I do enjoy golf, at least for the first 60 or 70 strokes. But by the time I get to the 12th or 13th hole, I tend to be sick and tired of mishitting the hail-size ball and chasing after it through the woods.
I’ve never broken 100. I’ve never had a handicap, aside from my inability to keep my head still or my left arm straight, my lack of proper shoes, and my comically patched together “set” of clubs. Yes, that’s duct tape holding my 4-wood together, and, yes, the head and shaft of one of my two drivers aren’t attached at all. My newest club is more than 30 years old: the putter from the woman’s set Dad bought me at J.C. Penney when I first tried to play but was too big for junior clubs and too small for men’s clubs.
Did I mention that I use a simplified scoring system? If I find more balls than I lose during the round, I win.
Needless to say, my playing partners at the Brotherhood tournament abandoned all hope of winning anything when I became the final part of their foursome, but they were gracious enough. No one laughed out loud at me at any point of the day, and they resisted the urge to try to fix my hopelessly broken swing.
I think a good time was had by all. It was a beautiful, sunny morning. The course was immaculate. The snacks and drinks were plentiful. And compared with some of the charitable golf tournaments in the Jewish community, it was cheap.

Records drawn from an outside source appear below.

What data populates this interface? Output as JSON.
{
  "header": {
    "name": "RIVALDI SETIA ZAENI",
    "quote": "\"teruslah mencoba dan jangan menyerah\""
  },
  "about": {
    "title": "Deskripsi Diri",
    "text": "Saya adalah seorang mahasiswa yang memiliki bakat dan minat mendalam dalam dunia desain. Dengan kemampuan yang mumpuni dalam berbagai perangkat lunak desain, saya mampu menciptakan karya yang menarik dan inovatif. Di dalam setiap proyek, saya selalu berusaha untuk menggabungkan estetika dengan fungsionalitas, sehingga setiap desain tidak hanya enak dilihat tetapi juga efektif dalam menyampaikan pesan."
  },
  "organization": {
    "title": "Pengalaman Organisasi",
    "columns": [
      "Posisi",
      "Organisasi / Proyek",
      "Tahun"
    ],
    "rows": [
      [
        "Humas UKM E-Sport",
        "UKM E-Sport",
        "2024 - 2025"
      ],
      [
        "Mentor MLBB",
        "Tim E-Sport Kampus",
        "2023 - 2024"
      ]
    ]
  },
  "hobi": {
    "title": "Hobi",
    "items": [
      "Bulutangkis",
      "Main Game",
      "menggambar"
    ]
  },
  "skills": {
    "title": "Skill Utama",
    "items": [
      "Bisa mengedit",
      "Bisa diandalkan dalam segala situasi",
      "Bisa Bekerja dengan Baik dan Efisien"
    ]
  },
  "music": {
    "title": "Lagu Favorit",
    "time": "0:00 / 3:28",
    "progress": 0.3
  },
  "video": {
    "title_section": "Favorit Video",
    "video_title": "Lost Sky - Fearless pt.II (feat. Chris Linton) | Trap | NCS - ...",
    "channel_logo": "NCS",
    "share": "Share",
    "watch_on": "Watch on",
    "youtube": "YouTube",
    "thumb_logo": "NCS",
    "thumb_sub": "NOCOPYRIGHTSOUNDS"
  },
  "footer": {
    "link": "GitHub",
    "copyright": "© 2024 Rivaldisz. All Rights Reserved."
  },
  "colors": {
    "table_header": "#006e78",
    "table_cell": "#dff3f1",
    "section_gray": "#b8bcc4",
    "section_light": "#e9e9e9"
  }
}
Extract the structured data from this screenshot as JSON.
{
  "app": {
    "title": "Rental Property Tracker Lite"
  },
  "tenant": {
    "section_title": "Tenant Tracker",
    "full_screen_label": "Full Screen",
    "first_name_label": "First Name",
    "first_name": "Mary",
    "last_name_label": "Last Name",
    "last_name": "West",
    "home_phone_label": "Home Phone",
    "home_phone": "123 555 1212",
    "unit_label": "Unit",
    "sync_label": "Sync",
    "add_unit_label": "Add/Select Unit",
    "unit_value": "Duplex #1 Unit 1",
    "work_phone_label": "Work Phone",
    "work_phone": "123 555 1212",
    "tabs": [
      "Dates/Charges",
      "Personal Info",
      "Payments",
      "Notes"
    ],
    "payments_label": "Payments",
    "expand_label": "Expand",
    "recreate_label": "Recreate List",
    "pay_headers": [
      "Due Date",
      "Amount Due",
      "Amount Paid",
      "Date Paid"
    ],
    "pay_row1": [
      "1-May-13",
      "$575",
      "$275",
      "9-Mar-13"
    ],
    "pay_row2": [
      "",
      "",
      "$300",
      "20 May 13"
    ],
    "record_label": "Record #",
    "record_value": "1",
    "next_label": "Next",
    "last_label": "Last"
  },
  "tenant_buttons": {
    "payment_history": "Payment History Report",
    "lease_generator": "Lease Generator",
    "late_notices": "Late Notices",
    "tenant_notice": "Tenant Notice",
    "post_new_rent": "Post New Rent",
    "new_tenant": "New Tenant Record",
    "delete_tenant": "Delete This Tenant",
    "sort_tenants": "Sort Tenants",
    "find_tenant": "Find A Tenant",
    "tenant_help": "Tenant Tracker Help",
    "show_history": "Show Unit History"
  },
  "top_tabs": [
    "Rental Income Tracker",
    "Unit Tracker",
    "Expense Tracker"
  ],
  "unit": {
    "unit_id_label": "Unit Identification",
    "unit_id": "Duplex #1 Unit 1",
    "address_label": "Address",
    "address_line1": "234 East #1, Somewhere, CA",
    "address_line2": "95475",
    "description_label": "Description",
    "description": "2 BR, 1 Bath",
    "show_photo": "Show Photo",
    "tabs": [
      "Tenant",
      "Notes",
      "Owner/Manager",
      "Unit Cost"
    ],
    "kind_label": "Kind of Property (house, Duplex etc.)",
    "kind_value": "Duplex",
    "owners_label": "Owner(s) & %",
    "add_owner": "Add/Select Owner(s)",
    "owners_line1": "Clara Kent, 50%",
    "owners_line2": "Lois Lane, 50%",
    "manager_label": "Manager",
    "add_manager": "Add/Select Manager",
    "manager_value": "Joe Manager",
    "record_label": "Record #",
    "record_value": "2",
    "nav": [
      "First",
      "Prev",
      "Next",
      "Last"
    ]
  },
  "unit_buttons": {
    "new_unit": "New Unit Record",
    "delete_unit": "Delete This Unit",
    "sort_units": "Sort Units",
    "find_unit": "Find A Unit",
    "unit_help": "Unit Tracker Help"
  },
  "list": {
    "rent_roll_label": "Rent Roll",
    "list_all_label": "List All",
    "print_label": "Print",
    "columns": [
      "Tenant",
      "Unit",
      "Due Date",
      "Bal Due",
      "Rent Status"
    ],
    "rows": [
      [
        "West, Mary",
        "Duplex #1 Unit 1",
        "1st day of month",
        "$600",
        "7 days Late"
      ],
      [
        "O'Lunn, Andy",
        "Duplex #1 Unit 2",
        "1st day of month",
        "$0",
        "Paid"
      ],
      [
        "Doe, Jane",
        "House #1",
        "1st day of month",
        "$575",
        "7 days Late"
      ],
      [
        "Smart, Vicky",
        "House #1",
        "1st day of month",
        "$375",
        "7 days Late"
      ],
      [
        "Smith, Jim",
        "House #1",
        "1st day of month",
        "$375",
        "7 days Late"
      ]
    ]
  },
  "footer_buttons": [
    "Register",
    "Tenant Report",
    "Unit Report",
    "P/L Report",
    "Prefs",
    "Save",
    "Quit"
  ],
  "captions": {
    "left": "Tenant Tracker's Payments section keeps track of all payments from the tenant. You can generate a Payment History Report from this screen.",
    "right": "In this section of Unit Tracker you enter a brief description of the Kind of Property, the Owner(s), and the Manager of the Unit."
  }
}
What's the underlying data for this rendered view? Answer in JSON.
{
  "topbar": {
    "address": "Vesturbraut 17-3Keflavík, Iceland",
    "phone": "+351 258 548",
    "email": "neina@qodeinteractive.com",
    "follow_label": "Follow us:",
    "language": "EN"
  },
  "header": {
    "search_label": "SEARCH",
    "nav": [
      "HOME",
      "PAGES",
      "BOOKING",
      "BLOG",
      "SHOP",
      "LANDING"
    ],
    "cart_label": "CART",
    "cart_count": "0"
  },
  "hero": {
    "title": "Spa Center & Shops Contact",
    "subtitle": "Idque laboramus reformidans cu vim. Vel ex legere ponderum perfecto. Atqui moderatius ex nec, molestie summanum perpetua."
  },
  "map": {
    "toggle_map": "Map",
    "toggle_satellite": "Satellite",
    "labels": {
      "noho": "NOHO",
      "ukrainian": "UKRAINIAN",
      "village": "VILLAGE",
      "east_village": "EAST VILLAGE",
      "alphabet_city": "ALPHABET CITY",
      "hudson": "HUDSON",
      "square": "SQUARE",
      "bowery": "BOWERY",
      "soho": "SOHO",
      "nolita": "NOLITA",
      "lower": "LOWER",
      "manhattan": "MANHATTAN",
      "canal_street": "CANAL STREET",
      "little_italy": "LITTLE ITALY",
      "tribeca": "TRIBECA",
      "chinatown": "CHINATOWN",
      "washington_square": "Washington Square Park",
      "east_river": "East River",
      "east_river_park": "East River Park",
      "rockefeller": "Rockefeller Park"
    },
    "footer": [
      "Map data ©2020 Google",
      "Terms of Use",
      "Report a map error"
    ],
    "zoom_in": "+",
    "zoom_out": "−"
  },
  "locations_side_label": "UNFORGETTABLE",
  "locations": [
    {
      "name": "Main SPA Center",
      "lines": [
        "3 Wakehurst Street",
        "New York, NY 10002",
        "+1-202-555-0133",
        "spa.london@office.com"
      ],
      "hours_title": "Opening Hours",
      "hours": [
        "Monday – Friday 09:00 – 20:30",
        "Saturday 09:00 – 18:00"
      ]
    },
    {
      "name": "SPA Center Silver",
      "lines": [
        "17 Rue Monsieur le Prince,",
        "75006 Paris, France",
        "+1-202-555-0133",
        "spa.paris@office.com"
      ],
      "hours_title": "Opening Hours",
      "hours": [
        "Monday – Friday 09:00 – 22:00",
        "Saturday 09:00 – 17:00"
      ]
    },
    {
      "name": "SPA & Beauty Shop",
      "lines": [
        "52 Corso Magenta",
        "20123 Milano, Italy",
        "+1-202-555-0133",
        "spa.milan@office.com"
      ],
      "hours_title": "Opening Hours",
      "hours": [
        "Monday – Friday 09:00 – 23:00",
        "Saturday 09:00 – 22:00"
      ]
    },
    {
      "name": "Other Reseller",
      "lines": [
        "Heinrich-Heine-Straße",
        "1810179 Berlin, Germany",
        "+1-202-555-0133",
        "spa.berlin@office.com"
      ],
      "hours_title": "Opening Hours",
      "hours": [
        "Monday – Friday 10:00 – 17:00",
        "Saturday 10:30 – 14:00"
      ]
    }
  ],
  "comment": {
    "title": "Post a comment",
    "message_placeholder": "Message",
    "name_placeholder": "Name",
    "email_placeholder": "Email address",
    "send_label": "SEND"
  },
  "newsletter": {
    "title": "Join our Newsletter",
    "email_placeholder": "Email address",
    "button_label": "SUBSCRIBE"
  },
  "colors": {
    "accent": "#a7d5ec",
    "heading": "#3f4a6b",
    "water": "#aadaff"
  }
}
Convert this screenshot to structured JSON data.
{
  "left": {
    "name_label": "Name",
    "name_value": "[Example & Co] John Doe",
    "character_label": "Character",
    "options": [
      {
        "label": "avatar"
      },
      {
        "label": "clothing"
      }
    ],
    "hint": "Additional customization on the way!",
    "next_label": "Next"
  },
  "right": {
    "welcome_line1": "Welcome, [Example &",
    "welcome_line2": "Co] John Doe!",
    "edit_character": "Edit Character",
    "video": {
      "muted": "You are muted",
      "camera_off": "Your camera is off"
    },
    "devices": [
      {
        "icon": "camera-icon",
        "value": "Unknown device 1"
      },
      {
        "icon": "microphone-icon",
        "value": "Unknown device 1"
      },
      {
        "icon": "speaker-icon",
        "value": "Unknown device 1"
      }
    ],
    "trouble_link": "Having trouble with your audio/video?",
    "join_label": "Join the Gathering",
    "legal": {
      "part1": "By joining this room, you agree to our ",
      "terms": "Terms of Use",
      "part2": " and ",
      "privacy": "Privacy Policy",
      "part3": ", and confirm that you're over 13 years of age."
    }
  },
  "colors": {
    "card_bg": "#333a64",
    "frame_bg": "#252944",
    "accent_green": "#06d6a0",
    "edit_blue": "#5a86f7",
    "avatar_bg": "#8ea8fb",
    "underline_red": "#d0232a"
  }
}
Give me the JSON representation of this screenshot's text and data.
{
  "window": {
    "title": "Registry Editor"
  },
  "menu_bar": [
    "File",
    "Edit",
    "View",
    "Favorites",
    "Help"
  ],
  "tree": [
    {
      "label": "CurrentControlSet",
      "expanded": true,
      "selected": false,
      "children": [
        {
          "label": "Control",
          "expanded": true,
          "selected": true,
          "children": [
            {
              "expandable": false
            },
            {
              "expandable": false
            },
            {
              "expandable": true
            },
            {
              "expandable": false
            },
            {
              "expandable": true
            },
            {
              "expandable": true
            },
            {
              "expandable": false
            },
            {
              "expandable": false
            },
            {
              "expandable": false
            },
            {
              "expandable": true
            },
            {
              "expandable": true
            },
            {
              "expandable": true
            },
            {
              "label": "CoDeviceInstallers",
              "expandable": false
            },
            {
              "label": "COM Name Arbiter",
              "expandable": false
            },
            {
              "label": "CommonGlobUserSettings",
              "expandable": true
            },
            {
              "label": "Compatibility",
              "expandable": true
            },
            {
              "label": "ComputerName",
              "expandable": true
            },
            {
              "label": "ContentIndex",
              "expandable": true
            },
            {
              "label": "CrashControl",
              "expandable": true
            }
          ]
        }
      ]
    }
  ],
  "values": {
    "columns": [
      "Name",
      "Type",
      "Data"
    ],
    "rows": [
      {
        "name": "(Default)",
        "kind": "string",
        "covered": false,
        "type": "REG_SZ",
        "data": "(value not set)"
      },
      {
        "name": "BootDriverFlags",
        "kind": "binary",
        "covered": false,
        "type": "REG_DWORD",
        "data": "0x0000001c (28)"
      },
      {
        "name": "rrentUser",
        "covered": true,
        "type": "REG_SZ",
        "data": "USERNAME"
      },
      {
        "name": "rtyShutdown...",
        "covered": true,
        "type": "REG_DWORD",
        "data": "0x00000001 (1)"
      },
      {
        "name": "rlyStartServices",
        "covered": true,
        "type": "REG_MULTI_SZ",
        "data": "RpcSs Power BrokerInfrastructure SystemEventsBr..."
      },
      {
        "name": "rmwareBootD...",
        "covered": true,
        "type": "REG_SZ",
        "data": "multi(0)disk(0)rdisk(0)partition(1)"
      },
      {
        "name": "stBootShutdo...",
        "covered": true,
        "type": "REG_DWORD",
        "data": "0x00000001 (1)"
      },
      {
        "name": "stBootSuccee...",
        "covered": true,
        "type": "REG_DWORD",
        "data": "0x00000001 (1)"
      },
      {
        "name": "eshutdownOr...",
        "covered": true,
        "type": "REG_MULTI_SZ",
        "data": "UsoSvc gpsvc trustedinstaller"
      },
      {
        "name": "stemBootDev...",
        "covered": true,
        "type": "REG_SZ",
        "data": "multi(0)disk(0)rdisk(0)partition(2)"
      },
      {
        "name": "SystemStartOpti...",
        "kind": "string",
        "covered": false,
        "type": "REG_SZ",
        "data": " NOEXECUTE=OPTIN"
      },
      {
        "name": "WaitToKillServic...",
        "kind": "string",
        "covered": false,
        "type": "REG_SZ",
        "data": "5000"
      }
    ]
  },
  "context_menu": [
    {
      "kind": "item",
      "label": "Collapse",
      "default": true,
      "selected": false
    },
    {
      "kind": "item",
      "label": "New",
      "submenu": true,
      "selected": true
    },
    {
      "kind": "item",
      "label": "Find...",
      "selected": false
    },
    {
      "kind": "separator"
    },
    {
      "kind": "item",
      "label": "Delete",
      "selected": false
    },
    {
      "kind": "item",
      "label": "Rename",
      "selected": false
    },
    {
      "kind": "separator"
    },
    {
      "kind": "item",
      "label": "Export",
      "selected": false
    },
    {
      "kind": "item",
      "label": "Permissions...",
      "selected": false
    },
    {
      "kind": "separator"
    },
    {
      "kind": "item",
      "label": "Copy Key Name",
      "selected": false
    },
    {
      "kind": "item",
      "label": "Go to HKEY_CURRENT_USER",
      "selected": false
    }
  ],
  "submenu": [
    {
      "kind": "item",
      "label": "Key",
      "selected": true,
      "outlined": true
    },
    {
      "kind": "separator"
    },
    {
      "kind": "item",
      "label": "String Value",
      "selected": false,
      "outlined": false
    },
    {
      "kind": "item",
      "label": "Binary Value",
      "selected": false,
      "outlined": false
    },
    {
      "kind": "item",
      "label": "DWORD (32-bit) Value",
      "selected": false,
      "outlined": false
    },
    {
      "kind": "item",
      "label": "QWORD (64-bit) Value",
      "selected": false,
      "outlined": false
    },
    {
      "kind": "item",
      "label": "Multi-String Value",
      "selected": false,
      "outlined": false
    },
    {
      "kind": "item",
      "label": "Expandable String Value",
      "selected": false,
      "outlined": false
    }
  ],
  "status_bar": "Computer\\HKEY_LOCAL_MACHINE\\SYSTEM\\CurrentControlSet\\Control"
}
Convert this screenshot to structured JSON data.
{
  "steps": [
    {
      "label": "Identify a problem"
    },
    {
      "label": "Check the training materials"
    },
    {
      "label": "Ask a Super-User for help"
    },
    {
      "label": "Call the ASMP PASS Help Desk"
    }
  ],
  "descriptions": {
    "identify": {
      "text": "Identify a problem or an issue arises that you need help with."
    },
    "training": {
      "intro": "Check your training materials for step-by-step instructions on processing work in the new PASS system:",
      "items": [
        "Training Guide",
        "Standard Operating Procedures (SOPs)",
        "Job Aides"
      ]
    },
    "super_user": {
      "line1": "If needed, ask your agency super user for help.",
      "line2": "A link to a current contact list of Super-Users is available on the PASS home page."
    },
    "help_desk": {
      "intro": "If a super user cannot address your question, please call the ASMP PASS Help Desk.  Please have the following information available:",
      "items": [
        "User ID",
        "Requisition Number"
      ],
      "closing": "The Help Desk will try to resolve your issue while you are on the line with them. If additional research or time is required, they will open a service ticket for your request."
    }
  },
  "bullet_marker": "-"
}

No doubt I could use the exercise from a regular four-hour walk over hill and dale at the local links, although the heart-healthy benefits of physical activity might be offset by the frustration-driven rise in blood pressure.
But if I committed to trying to find a golf game, paying for clubs and lessons and greens fees and a usable pair of golf spikes, I wouldn’t have enough money left to play charitable tournaments. So in the spirit of community service exemplified elsewhere in this issue by people such as Eliot Arnovitz and Perry Brickman, I’ll just practice shouting “Fore!” a little louder before next year’s tournament.